I also watched I’m A Celebrity…Get Me Out Of Here!, whose title deserves the correct punctuation. Last night, we were treated to the sight of a middle-aged woman lying in a glass coffin wearing nearly nothing while a selection of sea creatures and creepy-crawlies were dropped down a funnel on to her chest. Her response was admirable, and she won a full complement of evening meals for her fellow celebrities and managed to tell Dec off at the same time. Bravo her.

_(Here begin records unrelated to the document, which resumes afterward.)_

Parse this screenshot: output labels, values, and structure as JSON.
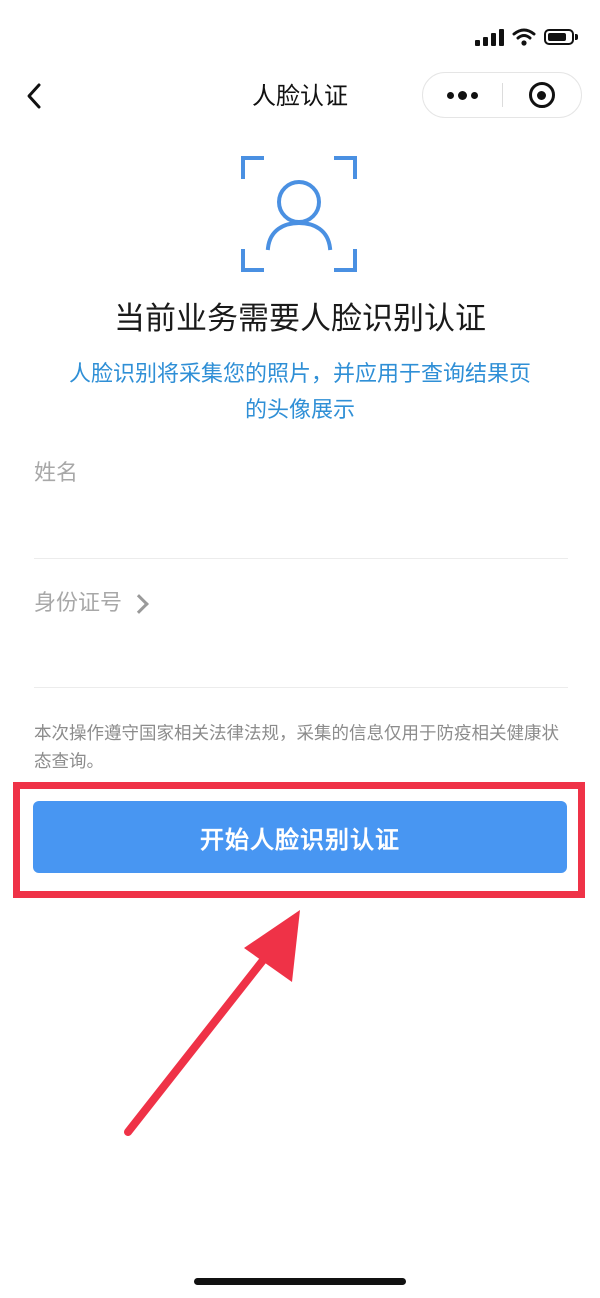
{
  "nav": {
    "title": "人脸认证"
  },
  "hero": {
    "headline": "当前业务需要人脸识别认证",
    "subtext": "人脸识别将采集您的照片，并应用于查询结果页的头像展示"
  },
  "form": {
    "name_label": "姓名",
    "name_value": "",
    "id_label": "身份证号",
    "id_value": ""
  },
  "notice": "本次操作遵守国家相关法律法规，采集的信息仅用于防疫相关健康状态查询。",
  "button": {
    "label": "开始人脸识别认证"
  },
  "colors": {
    "accent": "#4896f2",
    "link_text": "#2f8fd6",
    "highlight": "#ef3247"
  },
  "icons": [
    "back-chevron-icon",
    "more-dots-icon",
    "close-miniprogram-icon",
    "face-scan-icon",
    "chevron-right-icon",
    "signal-icon",
    "wifi-icon",
    "battery-icon"
  ]
}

But while I’ve always enjoyed I’m A Celebrity, I do wonder whether the cavalier attitude it displays towards animal life isn’t a bit passé, these days. Is there any reason it’s better to kill and maim witchety grubs and cockroaches for entertainment’s sake than it would be to kill, I don’t know, puppies? It’s compelling viewing all right, but does that justify it, when we’re simultaneously watching programmes about the number of species facing extinction due to human activity?

Which got me to wondering whether it mightn’t be possible to conceive of jungle-based challenges for the celebrities which were somehow designed to have a positive impact on their environment, rather than wiping out large numbers of its insects. I haven’t got quite as far as coming up with examples, but there are many people better qualified than me to think of something. I’m sure the brains behind the show could work with local conservationists to come up with something that was at once hair-raising and sustaining, rather than destructive.  I know that sounds a bit ridiculous, but I’d like to think that one day it won’t, if some of us start saying it now.

In the meantime, like everybody else, I will be eagerly watching poor old Katie Price attempt “The Deathly Burrows” this evening.

Theme tunes

I’m trying to think of as many TV shows as I can whose name can be sung along with the theme tune. So far I’ve got these:

The Sweeney
This Is Your Life
Emmerdale Farm (it only works if you include the “Farm”, and even then you have to fill it in with scat singing: Emmerdale Farm, do be do be Emmerdale Farm…)
You’ve Been Framed

There must be more, right?